So, has living in La La land with the ever present threat of big earth moves made me review the disgrace that is my lingerie or is there more to it? According to Kevin John Gibson, a clinical psychologist, a Freudian might interpret my preoccupation with my night attire as being related to the death wish conflict, with my nightie representative of a death shroud. The notion being that this unconscious conflict would be soothed by both the imagery and sensory responses my nightie would evoke.
I’m not convinced, but I know this much: if my end is nigh I definitely do not want to be found in a shabby state, particularly as I currently share a house with a very attractive Austrian hunk. For him to find me under the rubble in a bad way is unthinkable.
My third and final earthquake to date was an absolute blast. I was so over-exhilarated that I found myself in the middle of the room making whimpering noises in the back of my throat. The usual pattern of a nightie change followed quickly – an altogether sexier look this time: dark pink with a deep, plunging neckline.
The adrenalin rush was huge and even though I was too frightened to stay in my bed, observing it shaking from the middle of the room was an out-and-out thrill. It made me wonder if the nightie scenario was not more representative of me being turned on, surely the opposite of a death wish? Gibson points out that the thrilling aspect may not be far from the experience of riding on one hell of a roller coaster. Though I’ve always loved big dippers, it didn’t feel like that sort of ride.
“Wrong!” said my daughter, with regard to me running into the middle of the room. “It’s the worst thing you can do. If an earthquake strikes and you’re in bed, you stay there and crawl under the blankets.” Impossible, no can do. Claustrophobia is a regular nuisance and I couldn’t bury myself under the bed covers if my life depended on it – which clearly it did.
Psychotherapist Philippa Perry tells me that people have three main ways of being; all three exist within us, but most of us have a leaning towards one more than the others. We are either: Thinkers, Feelers or Doers. As Perry points out, there isn’t a lot that can be done in an earthquake, so a Doer might DO the only thing she can – change her nightie.
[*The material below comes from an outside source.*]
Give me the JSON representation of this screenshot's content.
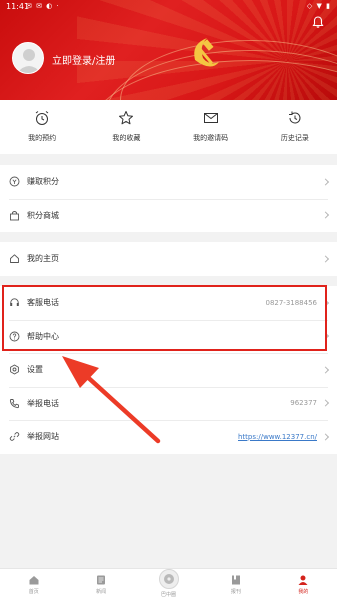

Gibson takes pains to say that any clinician worth their salt would have to know more about the person in question and their personal history to proffer anything better than a ‘best guess’ formulation. He also says that, cognitively speaking, in light of my nightie, fond memories of bathtime and bedtime and how soothing and secure that was could throw light on my earthquake behaviour. In my case, I doubt that: my only memory of bathtime is a rotten one of fighting with my sister for the hot end of the bath (where the taps were), and rarely winning.
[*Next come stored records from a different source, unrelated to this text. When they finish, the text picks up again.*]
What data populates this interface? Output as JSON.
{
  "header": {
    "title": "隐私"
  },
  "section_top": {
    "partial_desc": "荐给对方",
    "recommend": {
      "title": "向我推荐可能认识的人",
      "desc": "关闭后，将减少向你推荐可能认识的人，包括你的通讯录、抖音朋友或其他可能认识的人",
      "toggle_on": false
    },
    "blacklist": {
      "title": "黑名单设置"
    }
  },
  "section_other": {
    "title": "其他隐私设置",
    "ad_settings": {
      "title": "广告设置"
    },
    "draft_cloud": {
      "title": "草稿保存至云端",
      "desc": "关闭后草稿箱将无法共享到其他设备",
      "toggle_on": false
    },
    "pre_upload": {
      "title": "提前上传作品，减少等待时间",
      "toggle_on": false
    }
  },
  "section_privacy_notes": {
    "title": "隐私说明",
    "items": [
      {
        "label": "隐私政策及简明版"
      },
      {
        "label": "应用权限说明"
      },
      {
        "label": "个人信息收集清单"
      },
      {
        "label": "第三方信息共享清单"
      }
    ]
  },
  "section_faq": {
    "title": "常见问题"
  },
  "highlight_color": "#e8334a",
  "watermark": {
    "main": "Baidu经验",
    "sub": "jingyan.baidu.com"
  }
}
A footnote from Perry: In modern life, where we are overwhelmed with choices, Perry suggests there may be something satisfying in having those choices removed, especially if you don’t die. I didn’t die and was never anywhere near dying, although I didn’t know that at the time. My biggest earthquake was comparatively small but terrifying nonetheless. For me to be able to make a choice about what I was wearing was extremely gratifying.
For me, changing my nightie during an earthquake is reminiscent of wearing clean knickers in case of an accident and no more. I’ve concluded that my focus on my appearance and me being unearthed in a fine state is acceptable. It pleases me if it gives me the impetus to smarten up my act and – more importantly – my shameful raggy knicker drawer.
A Hollywood based Geordie pensioner living on her wits. Affectionately known as Nano to her granddaughters. Instantly likeable. (Daughter's words!) @MmePcato